The benefit of a water rinse is that your skin won’t dry out, and this can help reduce the appearance of fine lines and wrinkles, says Kally Papantoniou, MD, a New York-based dermatologist. (Remember though, a cleanser-free rinse may have the opposite effect if you’re wearing makeup. When makeup is trapped against your skin, it can cause oxidative damage that prematurely ages the face. Try washing with a mild cleanser in the evening to remove your makeup and simply splashing your face with water in the mornings.) “Rinsing with warm water will accomplish a reduction in some oils, and lifting of buildup and dead skin cells,” she says. However, “It will not remove makeup very well, and will not be adequate for oilier skin types, or those who are treating acne.”

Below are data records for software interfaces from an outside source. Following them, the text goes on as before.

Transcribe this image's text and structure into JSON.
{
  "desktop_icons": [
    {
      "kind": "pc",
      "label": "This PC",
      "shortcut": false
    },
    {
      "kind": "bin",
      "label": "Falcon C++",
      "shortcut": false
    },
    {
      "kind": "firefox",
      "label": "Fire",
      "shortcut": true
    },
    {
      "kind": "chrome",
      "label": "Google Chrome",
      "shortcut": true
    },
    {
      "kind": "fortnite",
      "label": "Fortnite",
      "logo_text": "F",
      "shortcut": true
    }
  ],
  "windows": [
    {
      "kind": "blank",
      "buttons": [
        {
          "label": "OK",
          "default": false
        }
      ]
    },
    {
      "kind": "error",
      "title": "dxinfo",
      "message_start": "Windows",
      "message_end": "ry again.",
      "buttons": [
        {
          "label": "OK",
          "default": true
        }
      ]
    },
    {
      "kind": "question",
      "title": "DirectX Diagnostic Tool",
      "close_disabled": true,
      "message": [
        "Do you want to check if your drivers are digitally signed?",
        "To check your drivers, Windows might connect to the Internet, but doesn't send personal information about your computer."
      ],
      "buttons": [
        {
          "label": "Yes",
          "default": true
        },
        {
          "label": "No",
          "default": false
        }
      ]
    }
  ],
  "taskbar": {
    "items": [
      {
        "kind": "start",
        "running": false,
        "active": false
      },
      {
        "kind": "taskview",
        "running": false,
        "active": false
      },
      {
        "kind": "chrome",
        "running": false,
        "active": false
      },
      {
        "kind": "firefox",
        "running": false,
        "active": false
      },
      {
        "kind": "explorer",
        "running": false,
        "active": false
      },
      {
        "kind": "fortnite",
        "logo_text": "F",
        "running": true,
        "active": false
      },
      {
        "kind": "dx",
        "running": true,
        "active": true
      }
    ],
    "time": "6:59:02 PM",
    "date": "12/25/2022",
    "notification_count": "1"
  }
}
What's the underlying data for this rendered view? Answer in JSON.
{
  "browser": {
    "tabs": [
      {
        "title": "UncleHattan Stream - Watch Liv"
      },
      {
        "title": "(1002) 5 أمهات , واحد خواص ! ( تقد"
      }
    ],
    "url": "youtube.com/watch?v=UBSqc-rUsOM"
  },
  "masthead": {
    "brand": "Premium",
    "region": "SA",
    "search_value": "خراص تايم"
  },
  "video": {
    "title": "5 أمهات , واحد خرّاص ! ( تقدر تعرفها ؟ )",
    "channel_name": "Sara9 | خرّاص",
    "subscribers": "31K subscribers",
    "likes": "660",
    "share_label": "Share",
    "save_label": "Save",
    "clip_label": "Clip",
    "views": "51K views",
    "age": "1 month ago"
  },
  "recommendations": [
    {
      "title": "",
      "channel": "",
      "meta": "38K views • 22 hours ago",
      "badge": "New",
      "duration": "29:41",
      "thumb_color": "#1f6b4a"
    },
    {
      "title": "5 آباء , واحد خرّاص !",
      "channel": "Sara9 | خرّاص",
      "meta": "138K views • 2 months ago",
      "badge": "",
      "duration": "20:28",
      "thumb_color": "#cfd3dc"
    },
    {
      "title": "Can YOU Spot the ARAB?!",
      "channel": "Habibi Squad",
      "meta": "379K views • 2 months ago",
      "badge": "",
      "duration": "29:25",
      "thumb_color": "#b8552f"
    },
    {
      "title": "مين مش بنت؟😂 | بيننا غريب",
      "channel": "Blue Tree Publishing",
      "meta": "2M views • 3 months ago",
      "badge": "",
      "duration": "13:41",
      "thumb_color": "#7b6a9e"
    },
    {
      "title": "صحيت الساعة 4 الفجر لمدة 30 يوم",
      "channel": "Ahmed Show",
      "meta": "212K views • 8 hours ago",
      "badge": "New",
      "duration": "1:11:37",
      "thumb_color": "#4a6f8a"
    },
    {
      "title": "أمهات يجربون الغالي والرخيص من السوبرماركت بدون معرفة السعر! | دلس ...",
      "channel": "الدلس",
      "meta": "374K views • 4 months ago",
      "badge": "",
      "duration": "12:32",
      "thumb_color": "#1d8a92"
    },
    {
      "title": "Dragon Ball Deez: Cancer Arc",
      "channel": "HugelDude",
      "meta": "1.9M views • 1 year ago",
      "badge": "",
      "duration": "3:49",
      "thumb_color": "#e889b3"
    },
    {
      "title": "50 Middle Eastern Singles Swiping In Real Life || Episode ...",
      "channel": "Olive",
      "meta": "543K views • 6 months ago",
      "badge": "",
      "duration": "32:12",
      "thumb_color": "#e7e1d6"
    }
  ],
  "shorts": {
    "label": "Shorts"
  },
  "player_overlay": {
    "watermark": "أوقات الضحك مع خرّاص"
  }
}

By the time we hit 30, our bodies start producing less oil, says Papantoniou. In turn, you may start noticing that you can’t handle the cleanser you used in your 20s and that “your skin is getting dried out even though you are using the “best” moisturizers.” If you’ve noticed any of these things, it may be time to lay off the cleansers.
Age 30 is also the time when natural exfoliation begins to slow down, which can leave the skin looking dull, says R. Sonia Batra, MD, a Los Angeles-based dermatologist and recurring co-host on the talk show The Doctors. While face washing with warm or cool water can help slough off dead cells and keep the skin radiant, if you use an exfoliator and scrub until your face feels squeaky clean this means you are likely stripping the lipids that help keep the skin’s barrier intact, Batra says.
Sometimes, even your skin needs a break. If it becomes dry from overuse of products or anti-aging ingredients such as retinol, it’s okay to wash with water for a few days, says Papantoniou. The same goes for skin care conditions such as eczema, she says, in which case, washing just with water once during the day can allow the skin to maintain the necessary oil content.
“Some people may just not be genetically predisposed to breakouts or may produce less [oil],” says Batra. If that sounds like you, you may actually find your skin looks better when you ditch your cleanser.
Most dermatologists agree that for those seeking a low-maintenance plan, using a cleanser at night and just water in the morning is a reasonable option. “This is the most common recommendation I provide,” says Papantoniou. “I think it’s very logical to remove makeup and buildup of oils and bacteria in the evening [with a mild cleanser], and in the morning a gentle rinse with water should be enough to start the day.”
But ultimately, it’s up to the individual. “In terms of whether we should stop washing our faces altogether, the answer will most likely always be no,” says David Lortscher, MD, a San Diego dermatologist. “But washing your face with a cleanser can be skipped every once in awhile. Some people prefer to simply rinse their face with water and no cleanser. If this works for you, then no harm done: It’s not necessary to use a cleanser every time you wash your face.”
Tell that to my college roommate.